Yes. There are websites with pages that webmasters do not want the robots to index, and that’s where the robots.txt file comes in handy!
There’s a catch though: the robot.txt file is less of a command and more of a suggestion to robots. Crawlers CAN choose to ignore the robot.txt file and index the information on that page nonetheless, but major search engine crawlers generally respect the text.
Now, not all robots are created equal. Some robots are created with malicious intents by shady programmers. These robots will disregard your robot.txt file because they want to know things in your web pages you’re trying to prevent them from knowing.
For what purpose?
For hacking of course. Fun!
Sensitive data that your web pages contain such as customer data can be collected by these thug robots and sold for cash to companies for spamming, but that doesn’t mean that you shouldn’t take the time to optimize your page’s robot.txt file!
How do you optimize the robot.txt? Follow these tips:
✔ Provide introductory information on your robot.txt file. Something like: this robot.txt file is to prevent crawlers from crawling and indexing some pages on your website by major search engines such as Google and Yahoo!.
✔ Provide specific instructions for search engine robots on what and how to crawl. Instructions can include: the length these robots should wait before crawling your site so as to not overload your site and prevent crashes. Use the “Disallow: /” command to prevent robots from crawling certain pages.
Error codes, while creating an unsavory experience for users, can also impact your SEO negatively.
There are many error codes and each code speaks for specific errors. The purpose of these codes is to tell both web users and search engines about the problems when loading a specific page.
Error codes fall under 2 main groups: Codes that start with numbers 4 and 5.
The most common status code that starts with the number 4 is the 404 status code. This code appears when a page cannot be found when a user is trying to access it. The reason could be that the page no longer exists, or it was removed.
Codes that begin with the number 5 refer to server related errors. Code 500 is similar to 404, but with no specific reason provided. Code 500 usually resolves itself automatically, so you won’t need to worry about it. Other 5## codes can also appear when your website is overloaded or is undergoing maintenance.
Now, let’s pay attention to a very important 4## error code.
If a page returns a 404, search engine robots will not index that page.
Okay, so what’s the problem?
The problem is, there’s a thing called the “soft 404”. The “soft 404” means that the page is still available and does not show the 404 error message, but the content of that page has been removed. This is a common occurrence in e-commerce and real estate sites where products and listings are out-of-stock or have been removed.
When you have multiple “soft 404” pages within your website, the search engine robots would deem those pages as duplicates. Duplicates within the same website beget you search engine penalties. Ultimately, your website’s authority will be negatively impacted and your SEO suffers.
How to manage error codes so that their appearance does not severely affect user experience and SEO:
✔ Do a regular sitewide audit to discover any “soft 404”. You can do this manually or with the help of online tools such as the Google Search Console.
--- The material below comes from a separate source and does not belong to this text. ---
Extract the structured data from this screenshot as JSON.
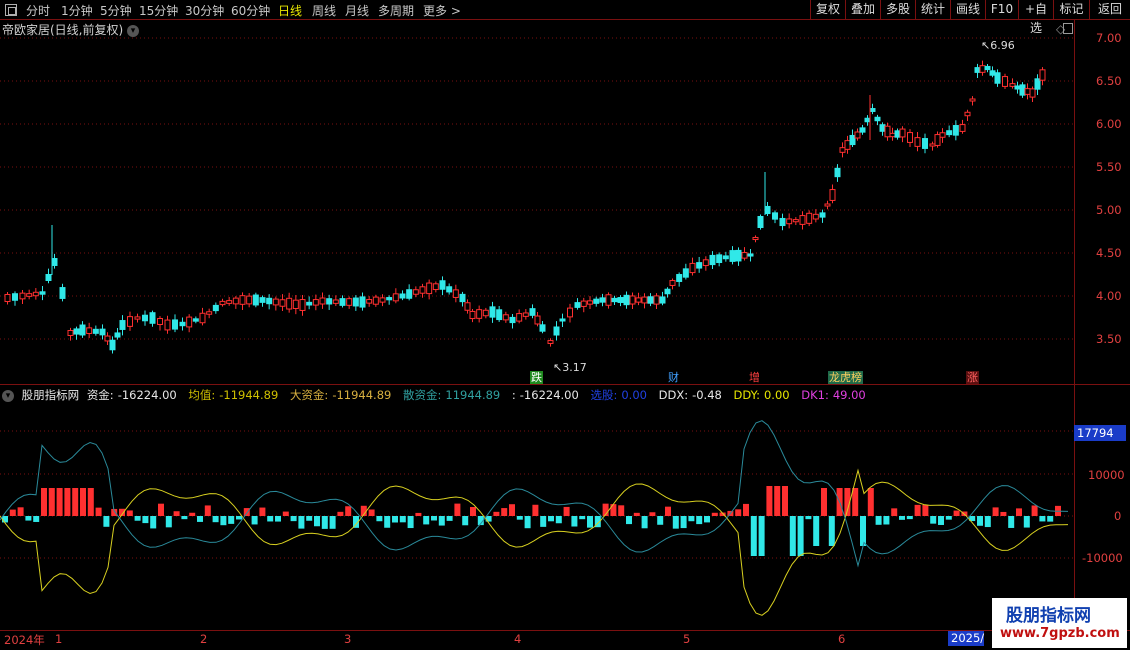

✔ Design 404 pages to reflect the DNA of your business/website aesthetic. This ensures a seamless experience for the users, even for an error page.
✔ Alternatively, you could engineer the error 404 page to redirect users to your homepage. This will create less confusion than displaying a basic 404 error page and your users can navigate other pages on your website.
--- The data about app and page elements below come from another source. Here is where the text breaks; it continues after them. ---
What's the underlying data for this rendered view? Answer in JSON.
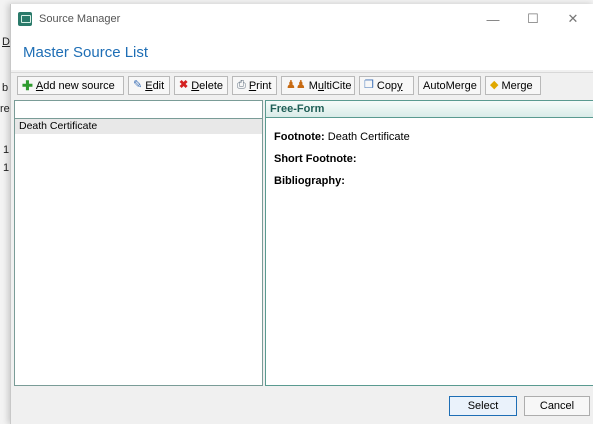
{
  "window": {
    "title": "Source Manager",
    "controls": {
      "minimize": "—",
      "maximize": "☐",
      "close": "✕"
    }
  },
  "header": {
    "title": "Master Source List"
  },
  "background_fragments": [
    "D",
    "b",
    "re",
    "1",
    "1"
  ],
  "toolbar": {
    "add_new_source": {
      "pre": "",
      "mnemonic": "A",
      "post": "dd new source"
    },
    "edit": {
      "pre": "",
      "mnemonic": "E",
      "post": "dit"
    },
    "delete": {
      "pre": "",
      "mnemonic": "D",
      "post": "elete"
    },
    "print": {
      "pre": "",
      "mnemonic": "P",
      "post": "rint"
    },
    "multicite": {
      "pre": "M",
      "mnemonic": "u",
      "post": "ltiCite"
    },
    "copy": {
      "pre": "Cop",
      "mnemonic": "y",
      "post": ""
    },
    "automerge": {
      "label": "AutoMerge"
    },
    "merge": {
      "label": "Merge"
    }
  },
  "source_list": {
    "header": "",
    "items": [
      "Death Certificate"
    ]
  },
  "details": {
    "header": "Free-Form",
    "footnote_label": "Footnote:",
    "footnote_value": "Death Certificate",
    "short_footnote_label": "Short Footnote:",
    "short_footnote_value": "",
    "bibliography_label": "Bibliography:",
    "bibliography_value": ""
  },
  "footer": {
    "select_label": "Select",
    "cancel_label": "Cancel"
  },
  "colors": {
    "accent": "#1e6eb5",
    "panel_border": "#5a9a90",
    "header_text": "#1f5e56"
  }
}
There you go. Now you know some SEO best practices for your website. Remember, SEO is free but slow to bear fruit, but once you get it going, it’s there to stay.
Here at Timedoor, we offer website development service with SEO optimization for businesses – such as yours!
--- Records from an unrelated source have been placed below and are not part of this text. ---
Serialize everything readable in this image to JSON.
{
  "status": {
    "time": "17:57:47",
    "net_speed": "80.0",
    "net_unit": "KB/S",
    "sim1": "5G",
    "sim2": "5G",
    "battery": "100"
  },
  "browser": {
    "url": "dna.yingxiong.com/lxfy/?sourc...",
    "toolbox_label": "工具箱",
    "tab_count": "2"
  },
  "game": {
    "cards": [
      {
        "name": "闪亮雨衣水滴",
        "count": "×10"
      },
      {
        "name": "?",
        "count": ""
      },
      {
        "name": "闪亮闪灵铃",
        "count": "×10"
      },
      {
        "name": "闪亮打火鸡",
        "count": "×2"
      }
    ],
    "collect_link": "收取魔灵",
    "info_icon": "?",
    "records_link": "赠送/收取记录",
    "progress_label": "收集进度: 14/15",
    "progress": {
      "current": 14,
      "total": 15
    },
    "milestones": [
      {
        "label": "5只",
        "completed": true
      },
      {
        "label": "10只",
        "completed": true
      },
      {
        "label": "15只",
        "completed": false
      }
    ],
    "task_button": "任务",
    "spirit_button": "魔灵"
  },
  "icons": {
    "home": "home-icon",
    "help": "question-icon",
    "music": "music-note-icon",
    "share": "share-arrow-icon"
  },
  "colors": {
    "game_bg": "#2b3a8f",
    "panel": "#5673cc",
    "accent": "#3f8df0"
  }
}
Hit us up at this link to get the best consultation and service for all of your website development needs.